- TASK -
Your answer must be the full listing, repeated word for word.

-=-=-

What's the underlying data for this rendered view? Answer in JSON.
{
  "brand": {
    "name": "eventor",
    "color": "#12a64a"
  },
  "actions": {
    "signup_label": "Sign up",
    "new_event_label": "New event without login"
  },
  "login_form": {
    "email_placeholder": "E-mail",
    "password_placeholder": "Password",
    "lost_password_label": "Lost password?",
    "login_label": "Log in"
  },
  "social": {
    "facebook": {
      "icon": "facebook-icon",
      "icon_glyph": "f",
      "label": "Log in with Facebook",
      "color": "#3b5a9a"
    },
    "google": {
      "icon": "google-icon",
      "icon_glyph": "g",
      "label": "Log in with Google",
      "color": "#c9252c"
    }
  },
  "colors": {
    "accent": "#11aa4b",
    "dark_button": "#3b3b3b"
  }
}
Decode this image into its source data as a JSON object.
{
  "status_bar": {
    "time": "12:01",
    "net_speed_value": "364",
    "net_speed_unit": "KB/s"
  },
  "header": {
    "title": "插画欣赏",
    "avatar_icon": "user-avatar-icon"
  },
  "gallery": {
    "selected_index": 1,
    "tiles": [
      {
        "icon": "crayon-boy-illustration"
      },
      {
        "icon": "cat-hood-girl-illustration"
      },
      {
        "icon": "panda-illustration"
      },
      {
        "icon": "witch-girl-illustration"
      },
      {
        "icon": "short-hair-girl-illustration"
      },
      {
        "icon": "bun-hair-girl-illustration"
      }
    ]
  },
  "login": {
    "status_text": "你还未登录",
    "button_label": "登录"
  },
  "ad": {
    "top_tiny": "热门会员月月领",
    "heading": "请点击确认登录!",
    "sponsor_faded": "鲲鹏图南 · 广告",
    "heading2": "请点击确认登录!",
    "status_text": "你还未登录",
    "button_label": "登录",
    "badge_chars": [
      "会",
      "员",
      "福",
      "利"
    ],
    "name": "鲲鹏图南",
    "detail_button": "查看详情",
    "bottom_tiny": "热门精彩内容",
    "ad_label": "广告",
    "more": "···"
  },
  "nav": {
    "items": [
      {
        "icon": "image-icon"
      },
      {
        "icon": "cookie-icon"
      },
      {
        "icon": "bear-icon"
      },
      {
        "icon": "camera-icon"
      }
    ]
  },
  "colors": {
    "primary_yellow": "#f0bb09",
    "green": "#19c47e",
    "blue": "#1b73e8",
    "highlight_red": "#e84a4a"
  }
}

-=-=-

- RESPONSE BOX -
What's the underlying data for this rendered view? Answer in JSON.
{
  "brand": {
    "name": "eventor",
    "color": "#12a64a"
  },
  "actions": {
    "signup_label": "Sign up",
    "new_event_label": "New event without login"
  },
  "login_form": {
    "email_placeholder": "E-mail",
    "password_placeholder": "Password",
    "lost_password_label": "Lost password?",
    "login_label": "Log in"
  },
  "social": {
    "facebook": {
      "icon": "facebook-icon",
      "icon_glyph": "f",
      "label": "Log in with Facebook",
      "color": "#3b5a9a"
    },
    "google": {
      "icon": "google-icon",
      "icon_glyph": "g",
      "label": "Log in with Google",
      "color": "#c9252c"
    }
  },
  "colors": {
    "accent": "#11aa4b",
    "dark_button": "#3b3b3b"
  }
}
Decode this image into its source data as a JSON object.
{
  "status_bar": {
    "time": "12:01",
    "net_speed_value": "364",
    "net_speed_unit": "KB/s"
  },
  "header": {
    "title": "插画欣赏",
    "avatar_icon": "user-avatar-icon"
  },
  "gallery": {
    "selected_index": 1,
    "tiles": [
      {
        "icon": "crayon-boy-illustration"
      },
      {
        "icon": "cat-hood-girl-illustration"
      },
      {
        "icon": "panda-illustration"
      },
      {
        "icon": "witch-girl-illustration"
      },
      {
        "icon": "short-hair-girl-illustration"
      },
      {
        "icon": "bun-hair-girl-illustration"
      }
    ]
  },
  "login": {
    "status_text": "你还未登录",
    "button_label": "登录"
  },
  "ad": {
    "top_tiny": "热门会员月月领",
    "heading": "请点击确认登录!",
    "sponsor_faded": "鲲鹏图南 · 广告",
    "heading2": "请点击确认登录!",
    "status_text": "你还未登录",
    "button_label": "登录",
    "badge_chars": [
      "会",
      "员",
      "福",
      "利"
    ],
    "name": "鲲鹏图南",
    "detail_button": "查看详情",
    "bottom_tiny": "热门精彩内容",
    "ad_label": "广告",
    "more": "···"
  },
  "nav": {
    "items": [
      {
        "icon": "image-icon"
      },
      {
        "icon": "cookie-icon"
      },
      {
        "icon": "bear-icon"
      },
      {
        "icon": "camera-icon"
      }
    ]
  },
  "colors": {
    "primary_yellow": "#f0bb09",
    "green": "#19c47e",
    "blue": "#1b73e8",
    "highlight_red": "#e84a4a"
  }
}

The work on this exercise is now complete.